● **SOURCE DATA**:

########

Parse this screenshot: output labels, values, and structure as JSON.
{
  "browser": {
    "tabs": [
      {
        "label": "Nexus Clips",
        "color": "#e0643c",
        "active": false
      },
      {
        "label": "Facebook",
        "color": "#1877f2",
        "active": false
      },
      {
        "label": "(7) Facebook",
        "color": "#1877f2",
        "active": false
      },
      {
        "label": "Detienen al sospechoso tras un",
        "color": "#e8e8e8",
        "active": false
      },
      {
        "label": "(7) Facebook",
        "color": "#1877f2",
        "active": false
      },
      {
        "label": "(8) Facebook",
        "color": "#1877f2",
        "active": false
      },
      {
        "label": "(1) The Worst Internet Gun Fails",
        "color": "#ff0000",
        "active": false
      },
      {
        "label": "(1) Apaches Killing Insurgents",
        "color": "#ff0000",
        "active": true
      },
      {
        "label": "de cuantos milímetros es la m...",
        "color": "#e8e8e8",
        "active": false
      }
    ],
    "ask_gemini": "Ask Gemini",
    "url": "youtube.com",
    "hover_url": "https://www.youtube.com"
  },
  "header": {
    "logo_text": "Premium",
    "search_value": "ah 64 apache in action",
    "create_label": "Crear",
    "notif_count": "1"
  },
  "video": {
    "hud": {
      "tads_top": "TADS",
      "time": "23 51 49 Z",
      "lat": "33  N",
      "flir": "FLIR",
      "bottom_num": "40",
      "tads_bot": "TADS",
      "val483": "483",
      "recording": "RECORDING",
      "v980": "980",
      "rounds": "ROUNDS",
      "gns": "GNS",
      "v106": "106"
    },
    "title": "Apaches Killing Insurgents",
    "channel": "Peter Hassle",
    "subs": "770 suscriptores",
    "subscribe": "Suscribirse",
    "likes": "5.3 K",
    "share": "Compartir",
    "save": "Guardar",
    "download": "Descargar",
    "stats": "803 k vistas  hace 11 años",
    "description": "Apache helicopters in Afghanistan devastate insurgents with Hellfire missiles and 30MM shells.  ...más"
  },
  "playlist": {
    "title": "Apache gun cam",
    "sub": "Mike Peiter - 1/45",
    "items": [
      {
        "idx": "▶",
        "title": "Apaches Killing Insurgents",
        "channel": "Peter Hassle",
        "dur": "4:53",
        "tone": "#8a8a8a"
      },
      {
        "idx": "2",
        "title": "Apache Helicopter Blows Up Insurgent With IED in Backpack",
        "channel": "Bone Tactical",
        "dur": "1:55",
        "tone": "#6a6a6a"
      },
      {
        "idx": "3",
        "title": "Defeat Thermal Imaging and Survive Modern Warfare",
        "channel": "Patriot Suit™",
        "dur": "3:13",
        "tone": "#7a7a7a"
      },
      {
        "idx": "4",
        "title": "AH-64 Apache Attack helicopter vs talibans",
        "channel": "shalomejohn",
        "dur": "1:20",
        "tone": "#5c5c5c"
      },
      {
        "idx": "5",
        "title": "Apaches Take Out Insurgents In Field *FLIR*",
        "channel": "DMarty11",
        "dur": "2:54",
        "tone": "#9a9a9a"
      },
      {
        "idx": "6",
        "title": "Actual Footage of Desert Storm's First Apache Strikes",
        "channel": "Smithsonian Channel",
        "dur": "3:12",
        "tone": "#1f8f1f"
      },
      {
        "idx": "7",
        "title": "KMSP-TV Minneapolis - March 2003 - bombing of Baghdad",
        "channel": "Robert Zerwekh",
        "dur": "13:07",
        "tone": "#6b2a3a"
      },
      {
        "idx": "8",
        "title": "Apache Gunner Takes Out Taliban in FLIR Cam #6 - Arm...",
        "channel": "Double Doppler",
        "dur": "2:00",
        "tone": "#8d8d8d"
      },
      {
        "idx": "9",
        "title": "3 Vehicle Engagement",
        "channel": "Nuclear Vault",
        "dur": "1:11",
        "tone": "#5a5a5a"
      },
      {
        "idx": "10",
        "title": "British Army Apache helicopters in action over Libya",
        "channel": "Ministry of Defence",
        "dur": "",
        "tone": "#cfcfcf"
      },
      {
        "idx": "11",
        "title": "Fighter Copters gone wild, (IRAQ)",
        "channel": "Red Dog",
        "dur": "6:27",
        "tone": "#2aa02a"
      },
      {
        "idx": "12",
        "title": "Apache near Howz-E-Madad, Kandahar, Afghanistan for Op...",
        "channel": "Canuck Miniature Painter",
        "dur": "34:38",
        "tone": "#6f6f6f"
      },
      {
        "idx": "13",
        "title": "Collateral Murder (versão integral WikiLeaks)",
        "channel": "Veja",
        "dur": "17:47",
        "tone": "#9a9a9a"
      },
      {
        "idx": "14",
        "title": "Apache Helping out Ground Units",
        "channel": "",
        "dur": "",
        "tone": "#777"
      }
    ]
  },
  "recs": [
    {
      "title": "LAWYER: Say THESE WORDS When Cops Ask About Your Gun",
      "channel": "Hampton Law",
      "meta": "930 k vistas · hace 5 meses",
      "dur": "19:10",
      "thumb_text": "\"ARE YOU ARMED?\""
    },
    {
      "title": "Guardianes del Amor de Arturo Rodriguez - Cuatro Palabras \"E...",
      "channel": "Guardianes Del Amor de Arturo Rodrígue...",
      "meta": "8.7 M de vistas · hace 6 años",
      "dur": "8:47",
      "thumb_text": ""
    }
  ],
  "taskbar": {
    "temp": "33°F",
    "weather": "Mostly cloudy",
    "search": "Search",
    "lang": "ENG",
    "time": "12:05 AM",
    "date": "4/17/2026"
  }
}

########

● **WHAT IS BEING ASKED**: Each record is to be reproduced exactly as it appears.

● **REPLY**:
Parse this screenshot: output labels, values, and structure as JSON.
{
  "browser": {
    "tabs": [
      {
        "label": "Nexus Clips",
        "color": "#e0643c",
        "active": false
      },
      {
        "label": "Facebook",
        "color": "#1877f2",
        "active": false
      },
      {
        "label": "(7) Facebook",
        "color": "#1877f2",
        "active": false
      },
      {
        "label": "Detienen al sospechoso tras un",
        "color": "#e8e8e8",
        "active": false
      },
      {
        "label": "(7) Facebook",
        "color": "#1877f2",
        "active": false
      },
      {
        "label": "(8) Facebook",
        "color": "#1877f2",
        "active": false
      },
      {
        "label": "(1) The Worst Internet Gun Fails",
        "color": "#ff0000",
        "active": false
      },
      {
        "label": "(1) Apaches Killing Insurgents",
        "color": "#ff0000",
        "active": true
      },
      {
        "label": "de cuantos milímetros es la m...",
        "color": "#e8e8e8",
        "active": false
      }
    ],
    "ask_gemini": "Ask Gemini",
    "url": "youtube.com",
    "hover_url": "https://www.youtube.com"
  },
  "header": {
    "logo_text": "Premium",
    "search_value": "ah 64 apache in action",
    "create_label": "Crear",
    "notif_count": "1"
  },
  "video": {
    "hud": {
      "tads_top": "TADS",
      "time": "23 51 49 Z",
      "lat": "33  N",
      "flir": "FLIR",
      "bottom_num": "40",
      "tads_bot": "TADS",
      "val483": "483",
      "recording": "RECORDING",
      "v980": "980",
      "rounds": "ROUNDS",
      "gns": "GNS",
      "v106": "106"
    },
    "title": "Apaches Killing Insurgents",
    "channel": "Peter Hassle",
    "subs": "770 suscriptores",
    "subscribe": "Suscribirse",
    "likes": "5.3 K",
    "share": "Compartir",
    "save": "Guardar",
    "download": "Descargar",
    "stats": "803 k vistas  hace 11 años",
    "description": "Apache helicopters in Afghanistan devastate insurgents with Hellfire missiles and 30MM shells.  ...más"
  },
  "playlist": {
    "title": "Apache gun cam",
    "sub": "Mike Peiter - 1/45",
    "items": [
      {
        "idx": "▶",
        "title": "Apaches Killing Insurgents",
        "channel": "Peter Hassle",
        "dur": "4:53",
        "tone": "#8a8a8a"
      },
      {
        "idx": "2",
        "title": "Apache Helicopter Blows Up Insurgent With IED in Backpack",
        "channel": "Bone Tactical",
        "dur": "1:55",
        "tone": "#6a6a6a"
      },
      {
        "idx": "3",
        "title": "Defeat Thermal Imaging and Survive Modern Warfare",
        "channel": "Patriot Suit™",
        "dur": "3:13",
        "tone": "#7a7a7a"
      },
      {
        "idx": "4",
        "title": "AH-64 Apache Attack helicopter vs talibans",
        "channel": "shalomejohn",
        "dur": "1:20",
        "tone": "#5c5c5c"
      },
      {
        "idx": "5",
        "title": "Apaches Take Out Insurgents In Field *FLIR*",
        "channel": "DMarty11",
        "dur": "2:54",
        "tone": "#9a9a9a"
      },
      {
        "idx": "6",
        "title": "Actual Footage of Desert Storm's First Apache Strikes",
        "channel": "Smithsonian Channel",
        "dur": "3:12",
        "tone": "#1f8f1f"
      },
      {
        "idx": "7",
        "title": "KMSP-TV Minneapolis - March 2003 - bombing of Baghdad",
        "channel": "Robert Zerwekh",
        "dur": "13:07",
        "tone": "#6b2a3a"
      },
      {
        "idx": "8",
        "title": "Apache Gunner Takes Out Taliban in FLIR Cam #6 - Arm...",
        "channel": "Double Doppler",
        "dur": "2:00",
        "tone": "#8d8d8d"
      },
      {
        "idx": "9",
        "title": "3 Vehicle Engagement",
        "channel": "Nuclear Vault",
        "dur": "1:11",
        "tone": "#5a5a5a"
      },
      {
        "idx": "10",
        "title": "British Army Apache helicopters in action over Libya",
        "channel": "Ministry of Defence",
        "dur": "",
        "tone": "#cfcfcf"
      },
      {
        "idx": "11",
        "title": "Fighter Copters gone wild, (IRAQ)",
        "channel": "Red Dog",
        "dur": "6:27",
        "tone": "#2aa02a"
      },
      {
        "idx": "12",
        "title": "Apache near Howz-E-Madad, Kandahar, Afghanistan for Op...",
        "channel": "Canuck Miniature Painter",
        "dur": "34:38",
        "tone": "#6f6f6f"
      },
      {
        "idx": "13",
        "title": "Collateral Murder (versão integral WikiLeaks)",
        "channel": "Veja",
        "dur": "17:47",
        "tone": "#9a9a9a"
      },
      {
        "idx": "14",
        "title": "Apache Helping out Ground Units",
        "channel": "",
        "dur": "",
        "tone": "#777"
      }
    ]
  },
  "recs": [
    {
      "title": "LAWYER: Say THESE WORDS When Cops Ask About Your Gun",
      "channel": "Hampton Law",
      "meta": "930 k vistas · hace 5 meses",
      "dur": "19:10",
      "thumb_text": "\"ARE YOU ARMED?\""
    },
    {
      "title": "Guardianes del Amor de Arturo Rodriguez - Cuatro Palabras \"E...",
      "channel": "Guardianes Del Amor de Arturo Rodrígue...",
      "meta": "8.7 M de vistas · hace 6 años",
      "dur": "8:47",
      "thumb_text": ""
    }
  ],
  "taskbar": {
    "temp": "33°F",
    "weather": "Mostly cloudy",
    "search": "Search",
    "lang": "ENG",
    "time": "12:05 AM",
    "date": "4/17/2026"
  }
}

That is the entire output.